### ACTIVITY
Search the entries below for "text" and copy each matching line.

### INPUT FOR THIS TASK
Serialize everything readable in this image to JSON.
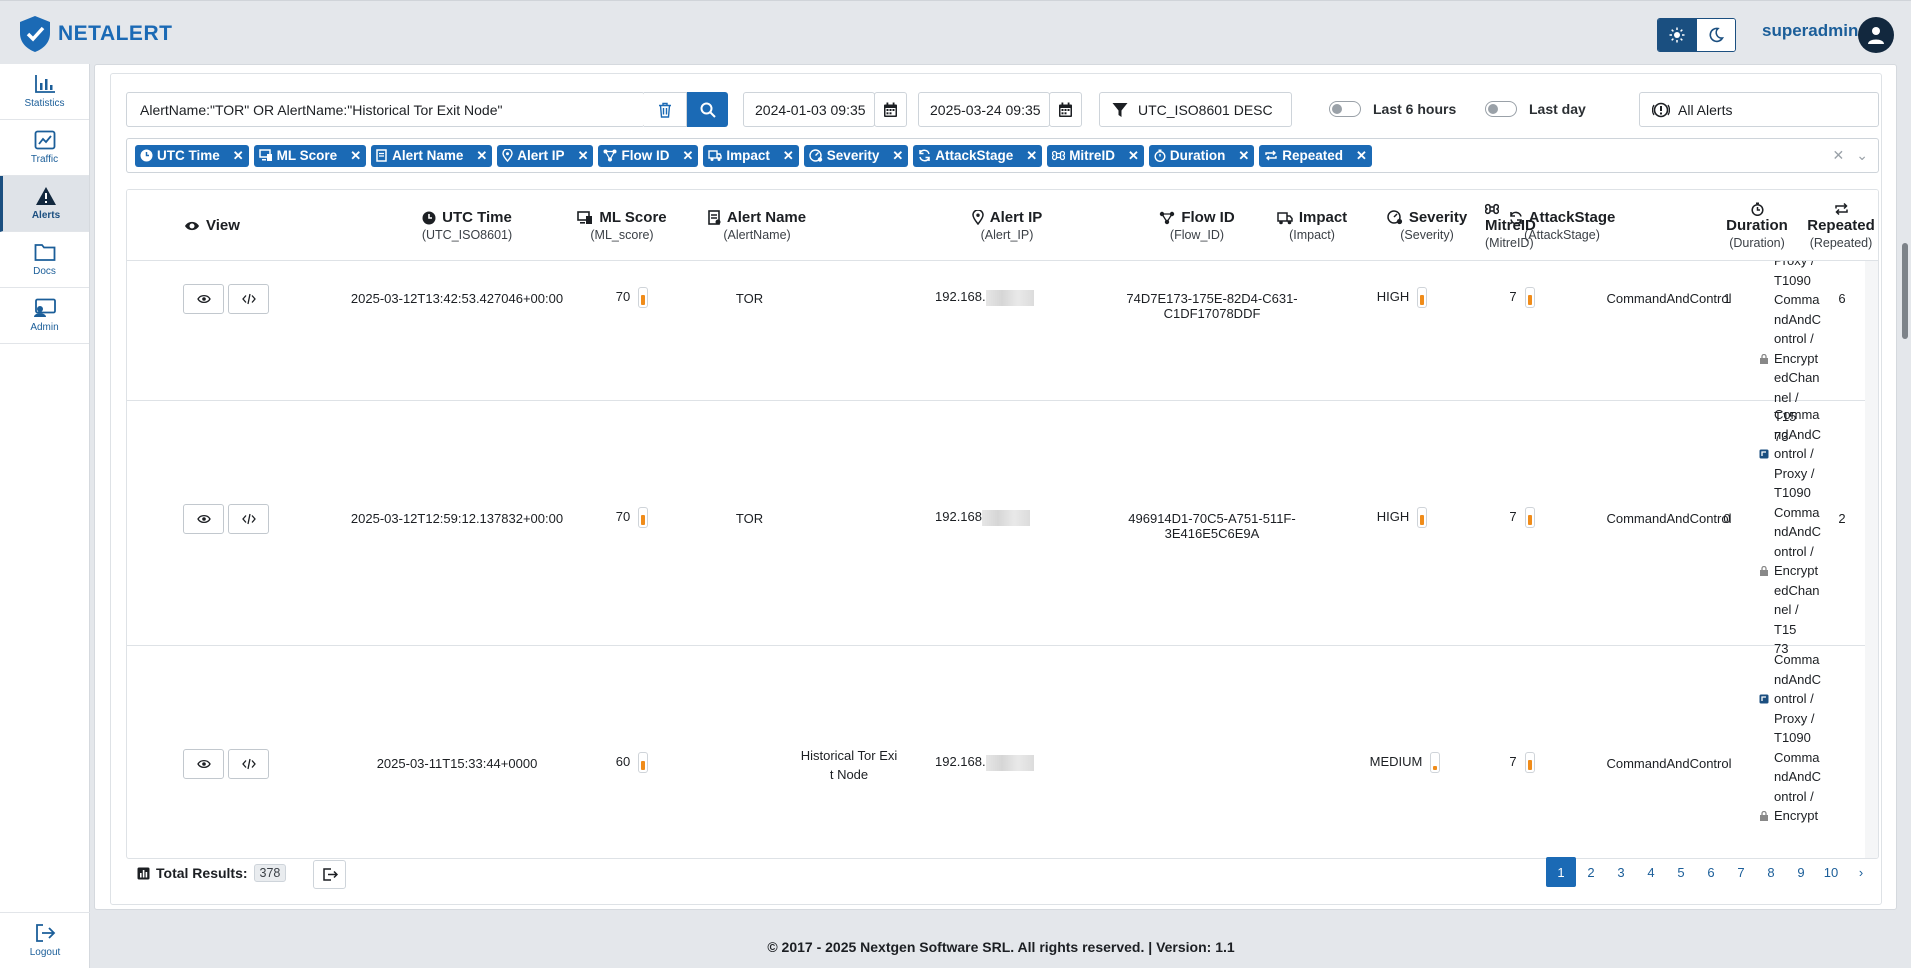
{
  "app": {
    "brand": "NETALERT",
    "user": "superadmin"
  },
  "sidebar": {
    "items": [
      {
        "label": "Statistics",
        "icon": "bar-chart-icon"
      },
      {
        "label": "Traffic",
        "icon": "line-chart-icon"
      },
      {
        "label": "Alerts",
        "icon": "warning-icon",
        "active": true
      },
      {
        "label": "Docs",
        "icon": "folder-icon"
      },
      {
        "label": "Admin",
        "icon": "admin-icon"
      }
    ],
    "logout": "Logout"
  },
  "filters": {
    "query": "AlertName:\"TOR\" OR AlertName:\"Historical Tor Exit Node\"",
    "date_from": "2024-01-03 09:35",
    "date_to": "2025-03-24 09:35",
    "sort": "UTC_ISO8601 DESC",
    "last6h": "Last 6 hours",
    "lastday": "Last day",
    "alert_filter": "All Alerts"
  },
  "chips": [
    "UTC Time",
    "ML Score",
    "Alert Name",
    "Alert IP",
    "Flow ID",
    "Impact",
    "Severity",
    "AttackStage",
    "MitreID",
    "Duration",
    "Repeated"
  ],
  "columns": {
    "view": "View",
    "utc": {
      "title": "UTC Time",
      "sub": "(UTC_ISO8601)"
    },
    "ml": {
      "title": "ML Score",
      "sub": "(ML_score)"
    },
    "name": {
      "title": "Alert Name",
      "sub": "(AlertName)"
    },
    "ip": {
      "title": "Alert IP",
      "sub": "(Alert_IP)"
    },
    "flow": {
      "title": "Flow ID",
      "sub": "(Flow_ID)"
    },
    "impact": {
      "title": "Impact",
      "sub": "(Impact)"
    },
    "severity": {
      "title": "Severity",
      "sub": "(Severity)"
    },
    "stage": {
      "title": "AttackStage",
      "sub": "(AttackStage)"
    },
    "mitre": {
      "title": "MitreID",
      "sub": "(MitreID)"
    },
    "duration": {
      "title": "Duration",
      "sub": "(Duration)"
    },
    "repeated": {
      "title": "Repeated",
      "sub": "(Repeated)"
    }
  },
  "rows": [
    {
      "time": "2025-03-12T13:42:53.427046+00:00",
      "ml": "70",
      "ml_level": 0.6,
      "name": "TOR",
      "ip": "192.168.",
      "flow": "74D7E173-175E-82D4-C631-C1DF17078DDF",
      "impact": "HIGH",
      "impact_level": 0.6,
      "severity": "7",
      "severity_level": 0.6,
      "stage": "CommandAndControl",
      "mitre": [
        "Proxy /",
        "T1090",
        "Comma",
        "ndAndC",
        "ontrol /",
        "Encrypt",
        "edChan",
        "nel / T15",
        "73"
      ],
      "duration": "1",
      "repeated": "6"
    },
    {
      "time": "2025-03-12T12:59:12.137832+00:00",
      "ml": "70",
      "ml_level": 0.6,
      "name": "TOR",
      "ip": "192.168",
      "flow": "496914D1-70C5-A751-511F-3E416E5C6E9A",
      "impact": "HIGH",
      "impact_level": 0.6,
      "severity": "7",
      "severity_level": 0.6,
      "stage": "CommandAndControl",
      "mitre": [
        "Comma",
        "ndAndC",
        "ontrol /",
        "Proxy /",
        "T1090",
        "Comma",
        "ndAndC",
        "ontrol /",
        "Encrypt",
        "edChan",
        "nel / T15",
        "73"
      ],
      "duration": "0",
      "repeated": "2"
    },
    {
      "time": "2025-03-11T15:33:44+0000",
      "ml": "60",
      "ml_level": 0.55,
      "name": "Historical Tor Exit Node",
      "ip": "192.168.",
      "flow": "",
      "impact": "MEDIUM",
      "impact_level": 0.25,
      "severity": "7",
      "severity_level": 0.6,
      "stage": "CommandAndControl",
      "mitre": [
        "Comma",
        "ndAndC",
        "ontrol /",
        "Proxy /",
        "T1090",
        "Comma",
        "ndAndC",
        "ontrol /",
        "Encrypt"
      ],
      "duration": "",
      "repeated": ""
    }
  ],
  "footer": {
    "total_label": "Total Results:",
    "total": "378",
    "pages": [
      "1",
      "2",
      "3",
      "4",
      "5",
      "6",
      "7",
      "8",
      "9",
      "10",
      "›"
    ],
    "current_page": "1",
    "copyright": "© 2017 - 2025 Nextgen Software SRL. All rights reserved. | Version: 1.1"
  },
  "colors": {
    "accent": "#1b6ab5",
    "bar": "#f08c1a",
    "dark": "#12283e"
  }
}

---

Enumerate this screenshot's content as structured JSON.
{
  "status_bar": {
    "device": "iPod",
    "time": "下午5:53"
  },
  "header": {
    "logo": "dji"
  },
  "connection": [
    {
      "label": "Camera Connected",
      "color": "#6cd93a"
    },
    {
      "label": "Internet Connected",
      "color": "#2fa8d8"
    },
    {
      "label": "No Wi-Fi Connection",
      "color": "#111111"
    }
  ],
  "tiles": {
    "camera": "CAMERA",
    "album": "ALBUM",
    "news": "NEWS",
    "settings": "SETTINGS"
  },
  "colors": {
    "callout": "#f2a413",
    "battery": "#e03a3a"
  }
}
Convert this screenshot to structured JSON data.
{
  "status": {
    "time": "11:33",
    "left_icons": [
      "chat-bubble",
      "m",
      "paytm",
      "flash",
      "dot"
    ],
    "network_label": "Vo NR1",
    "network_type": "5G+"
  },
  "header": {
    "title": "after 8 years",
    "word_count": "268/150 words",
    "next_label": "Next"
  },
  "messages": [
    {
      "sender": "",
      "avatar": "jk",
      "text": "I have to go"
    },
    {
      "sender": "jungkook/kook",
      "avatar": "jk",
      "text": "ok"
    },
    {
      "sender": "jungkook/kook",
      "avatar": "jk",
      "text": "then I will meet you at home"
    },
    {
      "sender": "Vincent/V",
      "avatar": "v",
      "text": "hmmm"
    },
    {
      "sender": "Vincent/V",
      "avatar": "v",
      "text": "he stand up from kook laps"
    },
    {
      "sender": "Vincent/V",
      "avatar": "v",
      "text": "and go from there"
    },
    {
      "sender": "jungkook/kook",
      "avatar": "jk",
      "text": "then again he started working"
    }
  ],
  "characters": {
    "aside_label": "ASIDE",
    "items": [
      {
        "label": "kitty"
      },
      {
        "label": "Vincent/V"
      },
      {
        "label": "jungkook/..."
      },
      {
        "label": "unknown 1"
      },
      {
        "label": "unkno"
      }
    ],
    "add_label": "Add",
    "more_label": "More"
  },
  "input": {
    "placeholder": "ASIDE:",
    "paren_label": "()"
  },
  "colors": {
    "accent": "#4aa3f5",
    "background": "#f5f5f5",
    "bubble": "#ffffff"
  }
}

### ANSWER SECTION
      "text": "I have to go"
      "text": "ok"
      "text": "then I will meet you at home"
      "text": "hmmm"
      "text": "he stand up from kook laps"
      "text": "and go from there"
      "text": "then again he started working"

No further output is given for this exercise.